Work item: Using the listing that follows, return every line with the word "workspace".

Exercise data:
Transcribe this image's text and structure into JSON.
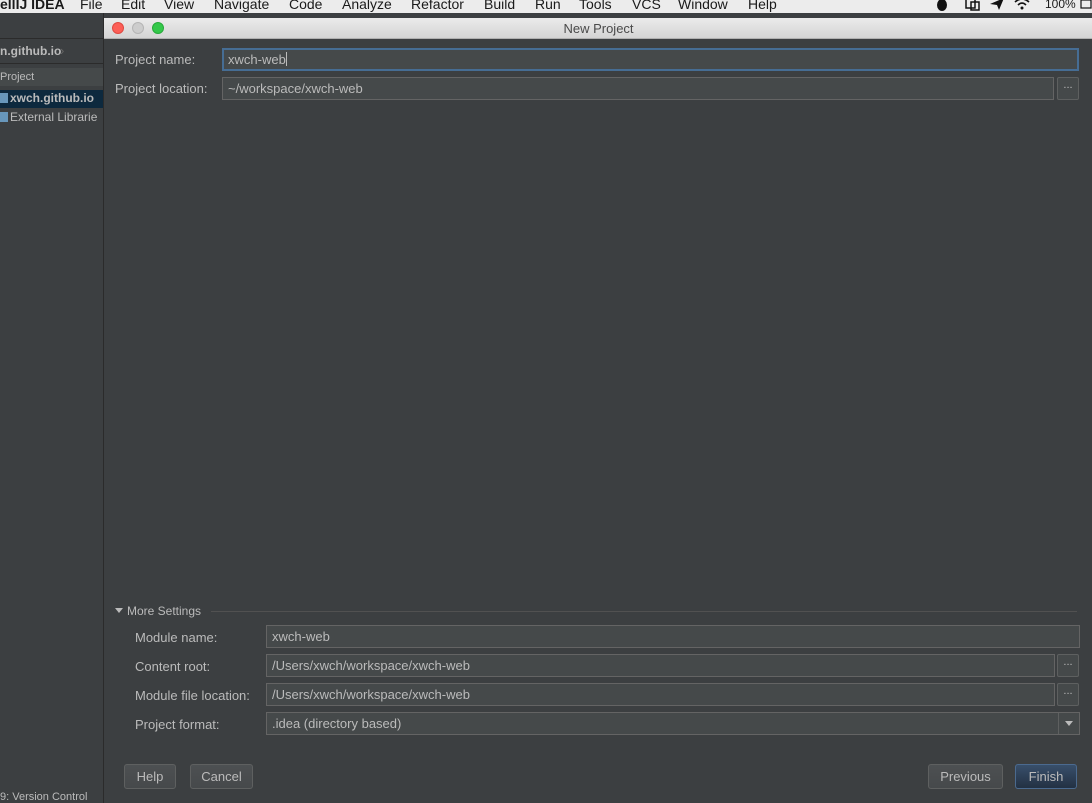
{
  "menubar": {
    "app_name": "ellIJ IDEA",
    "items": [
      "File",
      "Edit",
      "View",
      "Navigate",
      "Code",
      "Analyze",
      "Refactor",
      "Build",
      "Run",
      "Tools",
      "VCS",
      "Window",
      "Help"
    ],
    "battery": "100%"
  },
  "ide": {
    "breadcrumb": "n.github.io",
    "project_tab": "Project",
    "tree": [
      "xwch.github.io",
      "External Librarie"
    ],
    "version_control": "9: Version Control"
  },
  "dialog": {
    "title": "New Project",
    "project_name_label": "Project name:",
    "project_name_value": "xwch-web",
    "project_location_label": "Project location:",
    "project_location_value": "~/workspace/xwch-web",
    "browse_label": "...",
    "more_settings_label": "More Settings",
    "module_name_label": "Module name:",
    "module_name_value": "xwch-web",
    "content_root_label": "Content root:",
    "content_root_value": "/Users/xwch/workspace/xwch-web",
    "module_file_location_label": "Module file location:",
    "module_file_location_value": "/Users/xwch/workspace/xwch-web",
    "project_format_label": "Project format:",
    "project_format_value": ".idea (directory based)",
    "buttons": {
      "help": "Help",
      "cancel": "Cancel",
      "previous": "Previous",
      "finish": "Finish"
    }
  }
}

Solution to this problem:
    "project_location_value": "~/workspace/xwch-web",
    "content_root_value": "/Users/xwch/workspace/xwch-web",
    "module_file_location_value": "/Users/xwch/workspace/xwch-web",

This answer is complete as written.